### DIRECTIONS FOR THIS TASK
Go through the listing beneath and show each line containing the string "gamemd".

[[ SUPPLIED INFORMATION open ]]

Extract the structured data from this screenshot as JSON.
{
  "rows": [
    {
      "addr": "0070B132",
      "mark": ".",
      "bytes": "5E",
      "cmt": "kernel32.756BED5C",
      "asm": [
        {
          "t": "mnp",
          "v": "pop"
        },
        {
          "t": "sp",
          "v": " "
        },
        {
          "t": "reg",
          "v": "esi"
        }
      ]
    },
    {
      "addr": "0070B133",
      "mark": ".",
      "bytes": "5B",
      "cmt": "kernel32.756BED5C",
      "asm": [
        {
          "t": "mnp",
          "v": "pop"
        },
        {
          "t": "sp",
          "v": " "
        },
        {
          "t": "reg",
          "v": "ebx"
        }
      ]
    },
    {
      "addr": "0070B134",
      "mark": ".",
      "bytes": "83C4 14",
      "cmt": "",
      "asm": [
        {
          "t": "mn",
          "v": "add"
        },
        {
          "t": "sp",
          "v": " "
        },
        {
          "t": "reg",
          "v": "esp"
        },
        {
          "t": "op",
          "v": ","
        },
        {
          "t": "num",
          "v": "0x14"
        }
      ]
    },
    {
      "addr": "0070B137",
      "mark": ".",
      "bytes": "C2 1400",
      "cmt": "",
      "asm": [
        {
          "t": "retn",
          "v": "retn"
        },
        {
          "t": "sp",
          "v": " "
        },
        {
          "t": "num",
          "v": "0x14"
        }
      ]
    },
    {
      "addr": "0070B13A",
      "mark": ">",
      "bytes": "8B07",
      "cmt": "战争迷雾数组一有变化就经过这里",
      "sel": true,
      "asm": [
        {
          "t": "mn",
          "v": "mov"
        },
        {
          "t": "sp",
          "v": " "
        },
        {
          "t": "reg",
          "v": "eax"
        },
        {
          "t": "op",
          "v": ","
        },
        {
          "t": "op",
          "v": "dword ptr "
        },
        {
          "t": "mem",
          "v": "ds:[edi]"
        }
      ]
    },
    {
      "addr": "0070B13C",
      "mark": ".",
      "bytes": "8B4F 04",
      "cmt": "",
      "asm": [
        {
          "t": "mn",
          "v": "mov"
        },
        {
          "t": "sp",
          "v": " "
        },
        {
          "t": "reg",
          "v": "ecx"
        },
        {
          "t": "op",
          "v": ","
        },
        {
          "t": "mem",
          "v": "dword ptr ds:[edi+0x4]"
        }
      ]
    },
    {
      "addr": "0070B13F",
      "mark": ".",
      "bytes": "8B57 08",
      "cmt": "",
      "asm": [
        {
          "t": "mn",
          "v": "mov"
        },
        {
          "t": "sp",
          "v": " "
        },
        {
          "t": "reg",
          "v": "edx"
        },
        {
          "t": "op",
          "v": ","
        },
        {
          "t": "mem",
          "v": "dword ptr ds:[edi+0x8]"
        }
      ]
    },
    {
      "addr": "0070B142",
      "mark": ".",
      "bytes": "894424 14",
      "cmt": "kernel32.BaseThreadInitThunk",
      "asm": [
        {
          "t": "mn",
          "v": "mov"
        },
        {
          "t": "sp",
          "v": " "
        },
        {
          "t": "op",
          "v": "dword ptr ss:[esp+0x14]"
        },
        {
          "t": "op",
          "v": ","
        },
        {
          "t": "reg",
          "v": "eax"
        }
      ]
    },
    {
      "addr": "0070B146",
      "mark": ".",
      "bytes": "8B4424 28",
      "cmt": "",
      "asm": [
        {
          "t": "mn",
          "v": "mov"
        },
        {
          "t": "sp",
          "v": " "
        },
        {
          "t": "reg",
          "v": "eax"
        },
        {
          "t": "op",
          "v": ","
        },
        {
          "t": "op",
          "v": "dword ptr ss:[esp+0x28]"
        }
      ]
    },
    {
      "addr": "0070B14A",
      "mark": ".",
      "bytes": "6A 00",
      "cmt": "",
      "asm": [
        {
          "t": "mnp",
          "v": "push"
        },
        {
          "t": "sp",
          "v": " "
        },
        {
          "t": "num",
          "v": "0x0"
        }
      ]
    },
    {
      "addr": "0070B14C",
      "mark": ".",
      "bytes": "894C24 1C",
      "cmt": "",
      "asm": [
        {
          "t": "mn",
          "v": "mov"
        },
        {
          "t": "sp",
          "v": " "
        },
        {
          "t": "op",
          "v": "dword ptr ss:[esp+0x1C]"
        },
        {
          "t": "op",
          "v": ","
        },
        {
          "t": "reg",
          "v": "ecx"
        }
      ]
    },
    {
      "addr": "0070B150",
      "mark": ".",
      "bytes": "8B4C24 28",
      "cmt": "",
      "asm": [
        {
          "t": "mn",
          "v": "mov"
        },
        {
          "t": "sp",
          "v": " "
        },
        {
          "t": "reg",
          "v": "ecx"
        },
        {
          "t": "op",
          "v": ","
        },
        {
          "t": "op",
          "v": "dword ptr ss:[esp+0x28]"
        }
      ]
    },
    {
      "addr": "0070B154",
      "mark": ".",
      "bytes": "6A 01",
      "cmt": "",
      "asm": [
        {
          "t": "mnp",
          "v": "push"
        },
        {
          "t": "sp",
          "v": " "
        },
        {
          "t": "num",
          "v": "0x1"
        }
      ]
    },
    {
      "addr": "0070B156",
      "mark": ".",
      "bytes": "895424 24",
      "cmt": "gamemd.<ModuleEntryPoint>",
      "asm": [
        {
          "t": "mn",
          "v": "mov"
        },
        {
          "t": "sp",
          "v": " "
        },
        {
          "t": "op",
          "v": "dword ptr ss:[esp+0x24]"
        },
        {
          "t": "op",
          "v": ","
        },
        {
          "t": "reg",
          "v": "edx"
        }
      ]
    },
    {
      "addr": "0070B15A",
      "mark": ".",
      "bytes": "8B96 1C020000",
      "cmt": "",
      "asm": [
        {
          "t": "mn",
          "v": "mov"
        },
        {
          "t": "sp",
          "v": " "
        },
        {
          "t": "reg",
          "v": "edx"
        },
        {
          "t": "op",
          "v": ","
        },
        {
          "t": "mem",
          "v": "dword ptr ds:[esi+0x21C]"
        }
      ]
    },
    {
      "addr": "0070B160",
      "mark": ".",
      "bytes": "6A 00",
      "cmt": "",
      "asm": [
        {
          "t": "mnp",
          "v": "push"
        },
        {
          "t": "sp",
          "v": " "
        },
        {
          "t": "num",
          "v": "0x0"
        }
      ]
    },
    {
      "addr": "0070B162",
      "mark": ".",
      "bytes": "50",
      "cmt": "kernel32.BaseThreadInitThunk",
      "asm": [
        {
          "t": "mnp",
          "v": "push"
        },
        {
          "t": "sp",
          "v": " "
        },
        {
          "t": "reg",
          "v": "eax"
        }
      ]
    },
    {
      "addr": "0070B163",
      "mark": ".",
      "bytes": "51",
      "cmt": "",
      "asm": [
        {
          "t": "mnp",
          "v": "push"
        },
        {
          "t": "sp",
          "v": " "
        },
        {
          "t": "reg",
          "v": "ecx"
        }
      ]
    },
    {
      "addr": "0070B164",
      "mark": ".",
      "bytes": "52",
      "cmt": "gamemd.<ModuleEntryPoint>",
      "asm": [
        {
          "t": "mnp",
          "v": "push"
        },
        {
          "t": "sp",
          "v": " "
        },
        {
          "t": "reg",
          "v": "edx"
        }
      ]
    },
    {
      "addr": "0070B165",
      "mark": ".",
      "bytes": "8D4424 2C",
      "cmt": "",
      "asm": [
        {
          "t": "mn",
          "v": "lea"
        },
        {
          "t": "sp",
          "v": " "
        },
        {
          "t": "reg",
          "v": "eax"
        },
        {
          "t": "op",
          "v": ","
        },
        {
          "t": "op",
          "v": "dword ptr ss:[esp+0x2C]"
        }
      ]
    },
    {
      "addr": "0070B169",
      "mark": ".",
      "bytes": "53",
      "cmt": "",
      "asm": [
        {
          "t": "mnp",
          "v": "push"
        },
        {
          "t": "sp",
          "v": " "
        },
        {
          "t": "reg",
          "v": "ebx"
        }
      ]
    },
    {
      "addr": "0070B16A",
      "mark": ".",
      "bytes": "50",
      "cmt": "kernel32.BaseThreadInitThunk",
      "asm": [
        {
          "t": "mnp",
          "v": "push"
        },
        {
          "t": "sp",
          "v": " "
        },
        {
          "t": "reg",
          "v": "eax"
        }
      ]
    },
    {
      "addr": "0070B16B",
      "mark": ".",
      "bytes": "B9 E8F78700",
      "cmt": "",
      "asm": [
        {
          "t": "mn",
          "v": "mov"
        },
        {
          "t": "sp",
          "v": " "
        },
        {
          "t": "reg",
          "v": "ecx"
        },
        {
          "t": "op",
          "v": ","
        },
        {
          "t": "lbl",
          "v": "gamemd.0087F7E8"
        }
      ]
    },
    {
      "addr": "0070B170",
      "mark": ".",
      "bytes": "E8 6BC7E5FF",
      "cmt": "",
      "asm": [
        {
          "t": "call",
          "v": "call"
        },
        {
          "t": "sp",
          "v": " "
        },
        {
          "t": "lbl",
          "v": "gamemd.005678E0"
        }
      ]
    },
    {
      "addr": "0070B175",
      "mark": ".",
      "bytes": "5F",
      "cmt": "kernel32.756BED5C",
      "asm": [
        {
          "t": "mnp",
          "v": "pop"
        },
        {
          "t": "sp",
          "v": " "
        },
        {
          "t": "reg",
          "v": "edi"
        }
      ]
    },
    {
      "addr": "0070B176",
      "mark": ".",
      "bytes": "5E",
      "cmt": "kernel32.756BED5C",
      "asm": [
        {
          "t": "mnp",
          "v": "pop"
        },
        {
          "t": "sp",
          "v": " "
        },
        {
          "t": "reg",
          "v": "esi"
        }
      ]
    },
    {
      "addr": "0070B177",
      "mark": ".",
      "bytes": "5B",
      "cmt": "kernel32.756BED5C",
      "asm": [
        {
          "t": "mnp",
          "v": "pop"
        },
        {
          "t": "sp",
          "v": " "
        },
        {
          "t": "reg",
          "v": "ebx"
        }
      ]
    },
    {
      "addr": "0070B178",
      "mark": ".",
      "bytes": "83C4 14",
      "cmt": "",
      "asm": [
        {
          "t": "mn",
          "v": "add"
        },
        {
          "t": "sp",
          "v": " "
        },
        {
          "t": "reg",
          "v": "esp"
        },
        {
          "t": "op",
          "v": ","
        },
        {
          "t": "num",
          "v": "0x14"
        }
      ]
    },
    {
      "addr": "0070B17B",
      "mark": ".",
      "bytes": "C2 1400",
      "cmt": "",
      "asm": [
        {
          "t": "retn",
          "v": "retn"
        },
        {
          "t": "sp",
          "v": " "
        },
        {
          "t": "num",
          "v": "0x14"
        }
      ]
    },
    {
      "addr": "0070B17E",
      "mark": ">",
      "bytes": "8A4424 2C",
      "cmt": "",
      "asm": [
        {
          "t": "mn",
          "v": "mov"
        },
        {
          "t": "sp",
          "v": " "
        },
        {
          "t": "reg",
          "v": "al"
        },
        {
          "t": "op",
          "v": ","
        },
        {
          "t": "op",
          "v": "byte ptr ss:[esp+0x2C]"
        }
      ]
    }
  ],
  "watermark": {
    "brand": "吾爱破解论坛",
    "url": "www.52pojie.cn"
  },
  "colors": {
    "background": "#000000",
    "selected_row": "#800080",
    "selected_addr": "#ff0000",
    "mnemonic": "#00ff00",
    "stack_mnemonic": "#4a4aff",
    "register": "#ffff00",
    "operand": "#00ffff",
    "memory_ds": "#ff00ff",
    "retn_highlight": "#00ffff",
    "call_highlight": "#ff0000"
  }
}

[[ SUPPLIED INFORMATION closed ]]

### EXERCISE OUTPUT
      "cmt": "gamemd.<ModuleEntryPoint>",
      "cmt": "gamemd.<ModuleEntryPoint>",
          "v": "gamemd.0087F7E8"
          "v": "gamemd.005678E0"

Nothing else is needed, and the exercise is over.